The NJ tree demonstrates that there is a low level of genetic differentiation among populations and between C. brunneus and C. jacobsi (Fig. 4). Genetic distances between intraspecific populations were as large as interspecific distances, suggesting that the degree of genetic differentiation between species is small relative to the variation within species as has been observed for other markers (Mason et al. 1995). Further analysis using additional populations is needed to understand genetic differentiation and diversification of the C. biguttulus species group, but the AFLP technique provides a powerful tool for this purpose.
We cordially thank Jon R. Bridle and Ayumi Tatsuta for their field assistance. Thanks are also due to Craig Wilding for his kind guidance for AFLP analysis, and three anonymous reviewers for useful comments on earlier versions of this paper.

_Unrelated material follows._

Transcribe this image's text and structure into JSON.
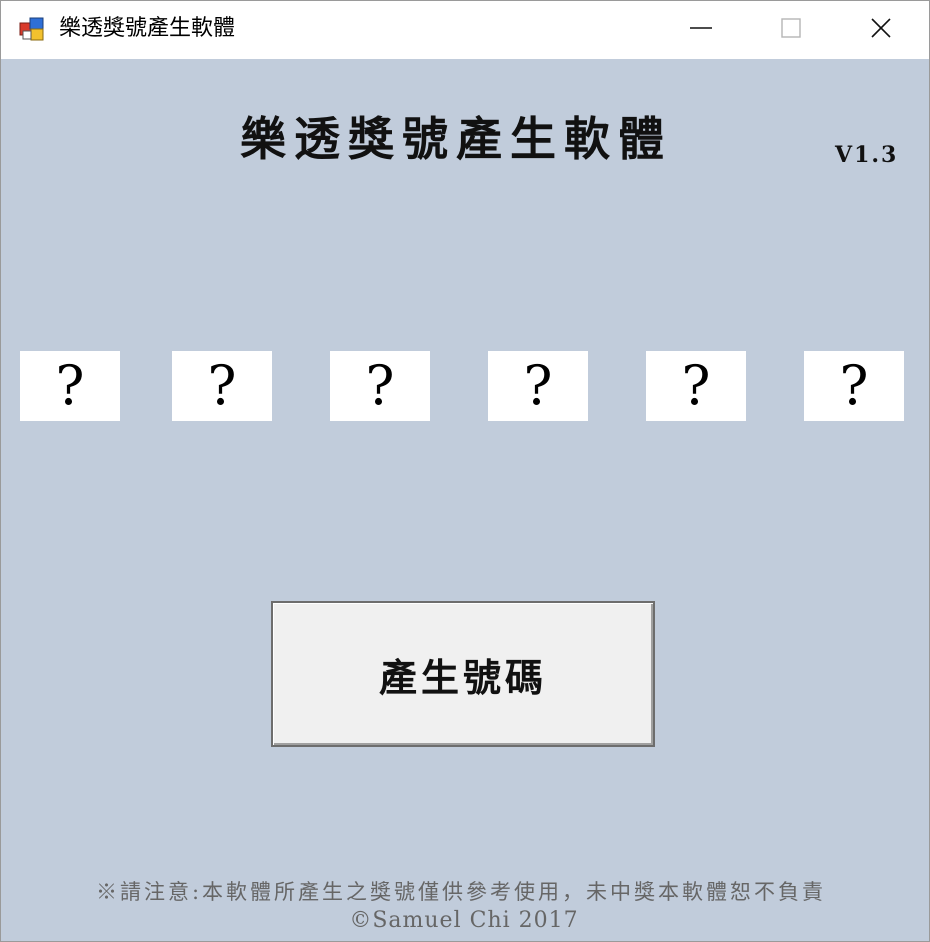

This study was supported in part by The Japan Society for the Promotion of Science (JSPS) Research Fellowship for Japanese Young Scientists (No. 08608, H. T.) and a British Council Grant for JSPS Fellows (H. T.).